This is the story of an Algerian immigrant substitute teacher who brings emotional stability to a Montreal middle school class shaken by the suicide of their well-liked teacher.

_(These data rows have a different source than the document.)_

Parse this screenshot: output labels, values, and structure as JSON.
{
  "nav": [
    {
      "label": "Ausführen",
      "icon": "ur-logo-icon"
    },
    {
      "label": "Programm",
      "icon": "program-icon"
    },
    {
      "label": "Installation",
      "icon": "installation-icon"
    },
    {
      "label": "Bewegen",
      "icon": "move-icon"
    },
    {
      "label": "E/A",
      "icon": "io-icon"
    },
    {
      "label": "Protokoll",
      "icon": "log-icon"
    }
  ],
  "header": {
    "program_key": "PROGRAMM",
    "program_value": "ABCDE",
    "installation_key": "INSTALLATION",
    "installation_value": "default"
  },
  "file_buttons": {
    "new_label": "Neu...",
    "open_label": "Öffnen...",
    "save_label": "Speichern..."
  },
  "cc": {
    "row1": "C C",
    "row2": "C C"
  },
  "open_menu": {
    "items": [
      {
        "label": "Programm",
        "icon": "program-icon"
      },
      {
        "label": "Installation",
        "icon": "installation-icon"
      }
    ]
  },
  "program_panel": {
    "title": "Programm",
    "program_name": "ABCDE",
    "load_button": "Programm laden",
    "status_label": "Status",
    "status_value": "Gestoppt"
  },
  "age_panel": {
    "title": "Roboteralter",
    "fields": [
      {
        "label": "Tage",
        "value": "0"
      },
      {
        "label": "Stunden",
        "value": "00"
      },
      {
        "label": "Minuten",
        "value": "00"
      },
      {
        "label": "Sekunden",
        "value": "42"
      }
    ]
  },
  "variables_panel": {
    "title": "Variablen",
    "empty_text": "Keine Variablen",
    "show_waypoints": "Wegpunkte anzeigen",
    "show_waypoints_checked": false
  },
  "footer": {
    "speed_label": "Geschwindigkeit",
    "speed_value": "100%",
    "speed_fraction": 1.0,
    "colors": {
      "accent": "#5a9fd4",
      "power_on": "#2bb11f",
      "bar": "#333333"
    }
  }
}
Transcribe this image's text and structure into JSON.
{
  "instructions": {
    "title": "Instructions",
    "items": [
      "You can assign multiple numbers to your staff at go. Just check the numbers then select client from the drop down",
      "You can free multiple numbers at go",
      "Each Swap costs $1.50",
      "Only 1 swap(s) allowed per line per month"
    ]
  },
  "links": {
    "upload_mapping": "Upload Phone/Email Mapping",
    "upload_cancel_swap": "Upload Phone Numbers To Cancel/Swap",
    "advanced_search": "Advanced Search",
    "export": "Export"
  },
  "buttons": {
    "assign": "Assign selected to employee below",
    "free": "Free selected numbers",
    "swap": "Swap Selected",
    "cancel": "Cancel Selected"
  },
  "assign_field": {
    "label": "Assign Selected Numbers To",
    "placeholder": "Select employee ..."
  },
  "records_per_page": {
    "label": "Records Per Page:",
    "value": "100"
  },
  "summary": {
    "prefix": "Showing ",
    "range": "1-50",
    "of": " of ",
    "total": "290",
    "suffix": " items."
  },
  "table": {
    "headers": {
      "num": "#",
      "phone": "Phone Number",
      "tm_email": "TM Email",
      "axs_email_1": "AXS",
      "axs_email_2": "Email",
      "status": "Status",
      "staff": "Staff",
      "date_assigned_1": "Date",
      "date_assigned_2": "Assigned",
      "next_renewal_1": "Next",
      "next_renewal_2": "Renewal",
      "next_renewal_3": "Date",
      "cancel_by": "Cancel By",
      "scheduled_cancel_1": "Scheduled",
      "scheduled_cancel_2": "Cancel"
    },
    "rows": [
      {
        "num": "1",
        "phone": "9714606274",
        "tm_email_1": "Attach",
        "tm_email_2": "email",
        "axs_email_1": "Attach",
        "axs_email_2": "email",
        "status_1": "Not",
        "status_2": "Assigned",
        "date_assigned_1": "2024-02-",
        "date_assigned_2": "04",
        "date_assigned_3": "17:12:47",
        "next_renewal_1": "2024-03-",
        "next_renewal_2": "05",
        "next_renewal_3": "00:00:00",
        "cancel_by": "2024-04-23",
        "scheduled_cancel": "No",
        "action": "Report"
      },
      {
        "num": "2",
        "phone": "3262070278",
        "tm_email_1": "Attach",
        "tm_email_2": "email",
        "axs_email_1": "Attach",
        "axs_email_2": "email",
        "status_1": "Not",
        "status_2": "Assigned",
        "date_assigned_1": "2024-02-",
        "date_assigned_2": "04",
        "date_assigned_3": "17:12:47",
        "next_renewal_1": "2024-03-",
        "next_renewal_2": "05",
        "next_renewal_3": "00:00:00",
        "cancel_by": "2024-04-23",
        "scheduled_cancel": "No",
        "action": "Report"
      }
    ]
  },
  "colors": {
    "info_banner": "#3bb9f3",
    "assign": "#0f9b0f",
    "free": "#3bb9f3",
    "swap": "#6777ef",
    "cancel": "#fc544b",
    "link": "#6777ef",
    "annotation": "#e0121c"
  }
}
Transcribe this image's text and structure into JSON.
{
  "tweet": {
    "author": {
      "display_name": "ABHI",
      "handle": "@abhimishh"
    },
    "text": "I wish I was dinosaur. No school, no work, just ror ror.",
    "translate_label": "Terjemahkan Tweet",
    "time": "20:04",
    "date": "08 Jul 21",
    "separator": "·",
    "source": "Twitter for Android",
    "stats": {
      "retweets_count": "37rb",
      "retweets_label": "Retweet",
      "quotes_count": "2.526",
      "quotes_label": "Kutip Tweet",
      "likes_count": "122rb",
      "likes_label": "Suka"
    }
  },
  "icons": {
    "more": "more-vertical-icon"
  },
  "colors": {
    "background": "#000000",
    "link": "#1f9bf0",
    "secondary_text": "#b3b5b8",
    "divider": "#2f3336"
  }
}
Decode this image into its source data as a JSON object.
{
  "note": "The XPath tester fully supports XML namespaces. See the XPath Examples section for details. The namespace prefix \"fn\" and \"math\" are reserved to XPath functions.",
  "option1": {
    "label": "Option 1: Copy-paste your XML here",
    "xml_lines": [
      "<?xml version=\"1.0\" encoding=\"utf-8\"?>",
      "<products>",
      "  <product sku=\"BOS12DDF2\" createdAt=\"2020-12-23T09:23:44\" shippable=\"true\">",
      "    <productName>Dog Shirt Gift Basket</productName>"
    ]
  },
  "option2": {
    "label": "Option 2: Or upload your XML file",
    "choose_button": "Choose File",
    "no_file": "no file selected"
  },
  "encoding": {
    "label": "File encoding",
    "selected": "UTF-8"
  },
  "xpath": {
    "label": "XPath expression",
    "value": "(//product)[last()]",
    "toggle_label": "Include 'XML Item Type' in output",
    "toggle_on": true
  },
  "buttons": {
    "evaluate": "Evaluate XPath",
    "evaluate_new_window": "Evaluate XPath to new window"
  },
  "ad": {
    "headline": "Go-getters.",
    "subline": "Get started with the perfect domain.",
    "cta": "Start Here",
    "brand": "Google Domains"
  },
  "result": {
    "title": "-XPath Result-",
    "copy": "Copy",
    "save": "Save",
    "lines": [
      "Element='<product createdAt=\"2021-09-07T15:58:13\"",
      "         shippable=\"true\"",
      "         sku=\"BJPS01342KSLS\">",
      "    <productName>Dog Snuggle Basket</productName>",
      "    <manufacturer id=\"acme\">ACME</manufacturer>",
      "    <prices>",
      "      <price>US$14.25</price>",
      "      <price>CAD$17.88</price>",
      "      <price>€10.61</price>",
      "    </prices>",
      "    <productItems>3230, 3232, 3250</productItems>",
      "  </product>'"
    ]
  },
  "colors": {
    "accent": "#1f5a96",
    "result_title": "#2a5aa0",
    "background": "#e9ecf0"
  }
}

On the face of it, “Monsieur Lazhar” appears to be an extra-mild entry in the “Goodbye, Mr. Chips”-“To Sir With Love” genre, but its mind is on larger matters and its heart is full of sorrow and rage. Canada’s entry in the 2011 foreign language Oscar race, the film was bested in the category by Iran’s “A Separation,” and that’s as it should have been. It does no disservice to “Lazhar,” just now appearing in the Boston area, to say it’s not an epic of frustrated humanism on the order of Asghar Farhadi’s film. Writer-director Philippe Falardeau is working on a more intimate scale, and he achieves everything he sets out to do.